# Problem statement:
Among the entries below, find each line with "wurden" and show it.

# Information supplied:
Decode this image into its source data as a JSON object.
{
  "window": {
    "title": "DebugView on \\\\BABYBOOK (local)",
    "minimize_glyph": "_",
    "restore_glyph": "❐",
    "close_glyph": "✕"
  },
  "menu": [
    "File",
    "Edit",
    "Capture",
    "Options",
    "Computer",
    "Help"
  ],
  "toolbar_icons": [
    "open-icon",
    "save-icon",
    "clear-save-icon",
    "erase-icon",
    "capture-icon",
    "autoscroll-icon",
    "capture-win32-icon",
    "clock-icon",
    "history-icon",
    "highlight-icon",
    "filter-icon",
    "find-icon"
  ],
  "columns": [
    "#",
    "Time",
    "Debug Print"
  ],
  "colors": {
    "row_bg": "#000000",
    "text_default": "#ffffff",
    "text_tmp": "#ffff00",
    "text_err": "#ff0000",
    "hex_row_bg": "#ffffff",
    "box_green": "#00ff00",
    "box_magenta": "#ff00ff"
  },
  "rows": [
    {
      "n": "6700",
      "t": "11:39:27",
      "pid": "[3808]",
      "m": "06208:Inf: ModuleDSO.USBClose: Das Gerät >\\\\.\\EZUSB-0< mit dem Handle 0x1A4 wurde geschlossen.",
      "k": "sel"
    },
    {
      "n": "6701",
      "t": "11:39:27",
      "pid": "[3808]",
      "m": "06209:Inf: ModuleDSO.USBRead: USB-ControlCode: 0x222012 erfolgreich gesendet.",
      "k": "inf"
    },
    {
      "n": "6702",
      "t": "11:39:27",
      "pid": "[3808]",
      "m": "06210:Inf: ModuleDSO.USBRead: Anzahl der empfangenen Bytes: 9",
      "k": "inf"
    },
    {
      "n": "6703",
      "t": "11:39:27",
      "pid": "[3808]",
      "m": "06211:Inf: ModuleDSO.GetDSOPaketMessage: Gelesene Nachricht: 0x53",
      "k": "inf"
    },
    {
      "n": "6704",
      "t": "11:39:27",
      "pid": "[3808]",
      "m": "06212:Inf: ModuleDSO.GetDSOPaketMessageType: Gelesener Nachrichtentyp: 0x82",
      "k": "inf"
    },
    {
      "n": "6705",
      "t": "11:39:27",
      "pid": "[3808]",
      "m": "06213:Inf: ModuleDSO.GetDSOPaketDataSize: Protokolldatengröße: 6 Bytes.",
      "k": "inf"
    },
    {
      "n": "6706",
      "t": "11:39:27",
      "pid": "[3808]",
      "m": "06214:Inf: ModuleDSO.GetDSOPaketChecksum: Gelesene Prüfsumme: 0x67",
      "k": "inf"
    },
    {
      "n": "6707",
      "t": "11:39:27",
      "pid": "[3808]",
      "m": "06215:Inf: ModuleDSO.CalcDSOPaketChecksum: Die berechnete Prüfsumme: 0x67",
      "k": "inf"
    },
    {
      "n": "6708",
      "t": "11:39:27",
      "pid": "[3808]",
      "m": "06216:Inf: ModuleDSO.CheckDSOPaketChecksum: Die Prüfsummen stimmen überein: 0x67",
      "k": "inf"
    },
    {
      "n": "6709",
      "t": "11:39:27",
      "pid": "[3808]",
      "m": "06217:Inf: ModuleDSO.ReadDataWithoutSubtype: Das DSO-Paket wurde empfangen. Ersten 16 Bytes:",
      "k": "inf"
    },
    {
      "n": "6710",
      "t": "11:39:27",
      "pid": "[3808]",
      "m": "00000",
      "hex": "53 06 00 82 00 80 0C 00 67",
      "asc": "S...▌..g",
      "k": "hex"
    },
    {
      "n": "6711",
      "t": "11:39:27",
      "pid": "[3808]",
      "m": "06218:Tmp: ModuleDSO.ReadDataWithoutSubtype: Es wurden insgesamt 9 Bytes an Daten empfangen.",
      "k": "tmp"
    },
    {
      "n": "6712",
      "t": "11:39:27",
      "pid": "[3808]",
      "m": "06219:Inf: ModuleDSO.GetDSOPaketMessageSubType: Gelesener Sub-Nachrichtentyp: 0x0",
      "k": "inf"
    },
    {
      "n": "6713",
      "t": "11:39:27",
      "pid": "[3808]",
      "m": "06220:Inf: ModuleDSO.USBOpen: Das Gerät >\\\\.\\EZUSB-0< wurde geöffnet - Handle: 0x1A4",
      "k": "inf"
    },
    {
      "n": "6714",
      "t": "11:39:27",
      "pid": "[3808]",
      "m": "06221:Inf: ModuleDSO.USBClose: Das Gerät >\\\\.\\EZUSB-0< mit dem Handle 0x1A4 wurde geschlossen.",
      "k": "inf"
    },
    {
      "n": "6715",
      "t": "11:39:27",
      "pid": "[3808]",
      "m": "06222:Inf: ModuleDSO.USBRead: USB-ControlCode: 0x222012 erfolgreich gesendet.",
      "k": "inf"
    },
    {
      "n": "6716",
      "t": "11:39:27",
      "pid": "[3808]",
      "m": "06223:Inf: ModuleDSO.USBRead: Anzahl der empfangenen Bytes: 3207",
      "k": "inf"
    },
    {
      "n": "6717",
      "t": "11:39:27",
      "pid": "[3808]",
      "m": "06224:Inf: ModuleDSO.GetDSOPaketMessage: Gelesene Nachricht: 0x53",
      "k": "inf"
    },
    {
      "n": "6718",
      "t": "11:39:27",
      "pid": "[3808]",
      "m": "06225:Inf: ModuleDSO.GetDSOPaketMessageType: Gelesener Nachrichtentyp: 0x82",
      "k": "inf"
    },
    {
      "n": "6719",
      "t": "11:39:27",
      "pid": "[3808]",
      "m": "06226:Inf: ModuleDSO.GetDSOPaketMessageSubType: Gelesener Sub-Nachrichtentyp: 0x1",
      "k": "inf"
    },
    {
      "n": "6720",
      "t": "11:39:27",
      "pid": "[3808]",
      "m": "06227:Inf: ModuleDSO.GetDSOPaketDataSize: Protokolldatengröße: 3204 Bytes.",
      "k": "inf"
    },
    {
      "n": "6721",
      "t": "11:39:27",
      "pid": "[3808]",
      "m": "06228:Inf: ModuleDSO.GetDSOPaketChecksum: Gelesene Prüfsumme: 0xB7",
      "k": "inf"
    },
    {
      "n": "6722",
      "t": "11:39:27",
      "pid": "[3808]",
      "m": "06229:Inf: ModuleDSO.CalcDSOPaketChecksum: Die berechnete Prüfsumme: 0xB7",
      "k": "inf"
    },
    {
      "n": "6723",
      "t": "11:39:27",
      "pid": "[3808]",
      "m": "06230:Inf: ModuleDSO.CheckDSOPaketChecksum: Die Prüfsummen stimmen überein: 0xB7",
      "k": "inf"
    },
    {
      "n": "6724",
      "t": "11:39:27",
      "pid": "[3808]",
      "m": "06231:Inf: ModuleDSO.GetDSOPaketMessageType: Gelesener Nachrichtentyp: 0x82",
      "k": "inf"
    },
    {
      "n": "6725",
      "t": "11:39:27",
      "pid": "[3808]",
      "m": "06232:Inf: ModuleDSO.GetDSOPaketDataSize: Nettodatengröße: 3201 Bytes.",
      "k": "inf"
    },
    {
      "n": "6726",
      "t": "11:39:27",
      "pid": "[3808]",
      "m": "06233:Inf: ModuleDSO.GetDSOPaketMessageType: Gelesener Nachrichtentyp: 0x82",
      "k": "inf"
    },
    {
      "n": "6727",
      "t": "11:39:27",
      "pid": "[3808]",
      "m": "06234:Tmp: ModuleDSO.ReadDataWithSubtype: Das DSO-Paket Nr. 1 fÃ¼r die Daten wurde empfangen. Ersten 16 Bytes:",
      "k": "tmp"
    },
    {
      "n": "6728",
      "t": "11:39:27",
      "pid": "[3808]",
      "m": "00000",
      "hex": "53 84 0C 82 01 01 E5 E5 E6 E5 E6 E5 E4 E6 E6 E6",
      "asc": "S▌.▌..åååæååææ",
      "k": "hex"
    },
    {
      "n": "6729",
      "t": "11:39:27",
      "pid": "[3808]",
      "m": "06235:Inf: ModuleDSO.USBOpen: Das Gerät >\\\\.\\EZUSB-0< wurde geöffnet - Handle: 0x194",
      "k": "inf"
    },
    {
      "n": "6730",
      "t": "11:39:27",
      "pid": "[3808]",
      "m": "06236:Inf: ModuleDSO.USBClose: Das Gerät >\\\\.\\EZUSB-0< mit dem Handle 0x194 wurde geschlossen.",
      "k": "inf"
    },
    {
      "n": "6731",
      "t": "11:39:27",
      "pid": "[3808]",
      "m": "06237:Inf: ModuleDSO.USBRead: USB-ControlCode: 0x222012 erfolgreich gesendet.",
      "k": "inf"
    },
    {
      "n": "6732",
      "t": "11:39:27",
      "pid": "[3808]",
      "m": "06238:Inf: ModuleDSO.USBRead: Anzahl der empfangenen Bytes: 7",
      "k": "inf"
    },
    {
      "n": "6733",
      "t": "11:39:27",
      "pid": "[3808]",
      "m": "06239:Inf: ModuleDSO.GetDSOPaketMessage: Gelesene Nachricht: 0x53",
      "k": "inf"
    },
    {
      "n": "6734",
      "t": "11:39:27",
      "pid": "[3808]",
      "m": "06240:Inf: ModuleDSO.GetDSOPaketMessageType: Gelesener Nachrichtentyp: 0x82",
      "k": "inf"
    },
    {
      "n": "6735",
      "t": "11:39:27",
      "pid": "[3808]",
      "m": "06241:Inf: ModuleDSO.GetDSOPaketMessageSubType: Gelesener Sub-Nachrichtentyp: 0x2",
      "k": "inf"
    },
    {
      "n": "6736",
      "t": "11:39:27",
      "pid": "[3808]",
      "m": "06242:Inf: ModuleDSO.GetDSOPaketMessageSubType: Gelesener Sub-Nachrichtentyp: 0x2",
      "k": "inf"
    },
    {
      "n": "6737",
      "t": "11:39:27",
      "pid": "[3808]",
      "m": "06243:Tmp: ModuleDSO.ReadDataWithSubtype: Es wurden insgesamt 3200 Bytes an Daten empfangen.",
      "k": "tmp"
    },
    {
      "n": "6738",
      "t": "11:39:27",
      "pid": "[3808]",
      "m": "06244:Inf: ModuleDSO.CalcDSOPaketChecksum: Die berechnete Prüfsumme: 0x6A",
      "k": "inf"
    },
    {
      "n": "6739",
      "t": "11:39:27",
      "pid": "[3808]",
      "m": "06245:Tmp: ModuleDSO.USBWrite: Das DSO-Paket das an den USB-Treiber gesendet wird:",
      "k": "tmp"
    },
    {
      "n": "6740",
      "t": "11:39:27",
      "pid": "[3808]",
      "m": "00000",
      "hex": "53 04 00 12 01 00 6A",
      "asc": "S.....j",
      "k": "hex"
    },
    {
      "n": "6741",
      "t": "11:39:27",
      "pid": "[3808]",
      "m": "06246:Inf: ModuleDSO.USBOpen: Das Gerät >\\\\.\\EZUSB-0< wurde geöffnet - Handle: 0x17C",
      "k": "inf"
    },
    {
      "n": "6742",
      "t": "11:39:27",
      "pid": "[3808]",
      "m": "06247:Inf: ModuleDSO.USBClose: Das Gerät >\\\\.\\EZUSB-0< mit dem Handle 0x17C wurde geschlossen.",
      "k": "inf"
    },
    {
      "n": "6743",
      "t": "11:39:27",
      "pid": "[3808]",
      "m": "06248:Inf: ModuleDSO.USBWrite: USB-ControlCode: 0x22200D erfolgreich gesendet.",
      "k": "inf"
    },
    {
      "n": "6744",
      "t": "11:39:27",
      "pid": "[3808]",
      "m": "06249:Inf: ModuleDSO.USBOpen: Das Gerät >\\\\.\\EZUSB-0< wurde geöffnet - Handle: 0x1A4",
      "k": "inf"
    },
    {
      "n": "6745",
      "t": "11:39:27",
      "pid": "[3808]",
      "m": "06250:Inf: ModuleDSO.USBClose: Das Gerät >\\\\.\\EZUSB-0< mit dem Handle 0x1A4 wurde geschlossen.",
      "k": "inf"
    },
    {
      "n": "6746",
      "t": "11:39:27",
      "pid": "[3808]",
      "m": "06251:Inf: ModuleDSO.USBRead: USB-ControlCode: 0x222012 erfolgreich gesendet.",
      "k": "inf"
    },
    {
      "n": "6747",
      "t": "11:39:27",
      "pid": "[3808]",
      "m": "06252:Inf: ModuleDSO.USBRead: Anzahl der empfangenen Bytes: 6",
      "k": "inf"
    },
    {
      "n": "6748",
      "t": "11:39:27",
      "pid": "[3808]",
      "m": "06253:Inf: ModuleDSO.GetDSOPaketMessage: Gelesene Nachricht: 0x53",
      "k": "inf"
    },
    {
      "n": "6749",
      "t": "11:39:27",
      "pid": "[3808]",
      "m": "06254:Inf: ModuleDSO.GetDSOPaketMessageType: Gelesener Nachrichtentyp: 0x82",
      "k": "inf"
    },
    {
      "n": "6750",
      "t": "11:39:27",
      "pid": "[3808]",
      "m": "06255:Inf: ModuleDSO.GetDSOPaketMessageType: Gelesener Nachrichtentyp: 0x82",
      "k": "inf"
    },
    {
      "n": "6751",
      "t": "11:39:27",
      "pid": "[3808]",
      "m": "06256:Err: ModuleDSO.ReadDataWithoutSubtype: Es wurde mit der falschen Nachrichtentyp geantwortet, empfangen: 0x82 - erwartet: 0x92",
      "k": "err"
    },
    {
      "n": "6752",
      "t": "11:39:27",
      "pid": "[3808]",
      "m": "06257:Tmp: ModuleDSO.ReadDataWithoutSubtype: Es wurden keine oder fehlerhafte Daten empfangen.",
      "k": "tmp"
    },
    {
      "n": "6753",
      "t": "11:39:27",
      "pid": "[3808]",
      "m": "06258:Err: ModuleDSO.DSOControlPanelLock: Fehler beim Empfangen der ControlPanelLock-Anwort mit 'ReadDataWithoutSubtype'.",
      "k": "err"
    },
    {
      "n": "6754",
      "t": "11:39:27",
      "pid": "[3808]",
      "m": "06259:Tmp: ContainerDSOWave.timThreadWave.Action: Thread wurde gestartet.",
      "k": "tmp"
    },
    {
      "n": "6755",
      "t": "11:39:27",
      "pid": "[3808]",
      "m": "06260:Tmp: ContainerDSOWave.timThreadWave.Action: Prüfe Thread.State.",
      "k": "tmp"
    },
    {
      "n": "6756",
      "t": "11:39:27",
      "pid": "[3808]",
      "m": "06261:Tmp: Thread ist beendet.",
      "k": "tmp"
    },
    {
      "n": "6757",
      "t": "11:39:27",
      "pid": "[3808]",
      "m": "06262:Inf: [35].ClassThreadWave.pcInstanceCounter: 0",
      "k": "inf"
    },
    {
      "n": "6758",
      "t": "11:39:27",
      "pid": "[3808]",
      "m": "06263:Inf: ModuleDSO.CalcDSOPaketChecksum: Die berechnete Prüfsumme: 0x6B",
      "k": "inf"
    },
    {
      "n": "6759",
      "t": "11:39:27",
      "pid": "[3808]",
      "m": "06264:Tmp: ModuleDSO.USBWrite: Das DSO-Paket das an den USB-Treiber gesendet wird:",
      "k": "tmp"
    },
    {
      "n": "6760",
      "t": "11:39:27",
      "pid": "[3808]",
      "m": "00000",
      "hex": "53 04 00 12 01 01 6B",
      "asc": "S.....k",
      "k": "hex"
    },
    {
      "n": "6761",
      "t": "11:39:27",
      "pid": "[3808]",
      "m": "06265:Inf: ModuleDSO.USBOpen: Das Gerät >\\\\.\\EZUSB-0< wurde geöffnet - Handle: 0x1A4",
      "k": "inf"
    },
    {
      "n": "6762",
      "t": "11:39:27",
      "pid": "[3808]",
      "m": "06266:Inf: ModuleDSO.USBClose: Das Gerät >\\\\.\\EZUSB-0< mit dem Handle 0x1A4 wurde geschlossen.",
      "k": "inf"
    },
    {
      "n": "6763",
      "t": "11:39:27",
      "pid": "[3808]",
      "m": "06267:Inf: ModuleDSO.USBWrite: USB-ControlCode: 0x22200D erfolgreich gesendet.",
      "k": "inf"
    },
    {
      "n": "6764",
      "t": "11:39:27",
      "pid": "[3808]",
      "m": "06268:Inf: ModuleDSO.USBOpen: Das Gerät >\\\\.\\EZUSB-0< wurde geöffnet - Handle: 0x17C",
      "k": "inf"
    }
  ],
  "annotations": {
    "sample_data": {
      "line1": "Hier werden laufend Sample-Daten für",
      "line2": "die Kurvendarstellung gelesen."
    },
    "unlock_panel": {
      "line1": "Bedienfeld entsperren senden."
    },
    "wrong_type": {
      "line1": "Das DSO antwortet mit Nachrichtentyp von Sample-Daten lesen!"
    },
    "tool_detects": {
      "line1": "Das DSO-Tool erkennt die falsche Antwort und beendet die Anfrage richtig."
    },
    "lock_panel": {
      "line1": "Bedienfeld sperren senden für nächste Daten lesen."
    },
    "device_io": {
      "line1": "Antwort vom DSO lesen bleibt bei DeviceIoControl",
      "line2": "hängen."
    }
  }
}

# Result of the task:
      "m": "06218:Tmp: ModuleDSO.ReadDataWithoutSubtype: Es wurden insgesamt 9 Bytes an Daten empfangen.",
      "m": "06243:Tmp: ModuleDSO.ReadDataWithSubtype: Es wurden insgesamt 3200 Bytes an Daten empfangen.",
      "m": "06257:Tmp: ModuleDSO.ReadDataWithoutSubtype: Es wurden keine oder fehlerhafte Daten empfangen.",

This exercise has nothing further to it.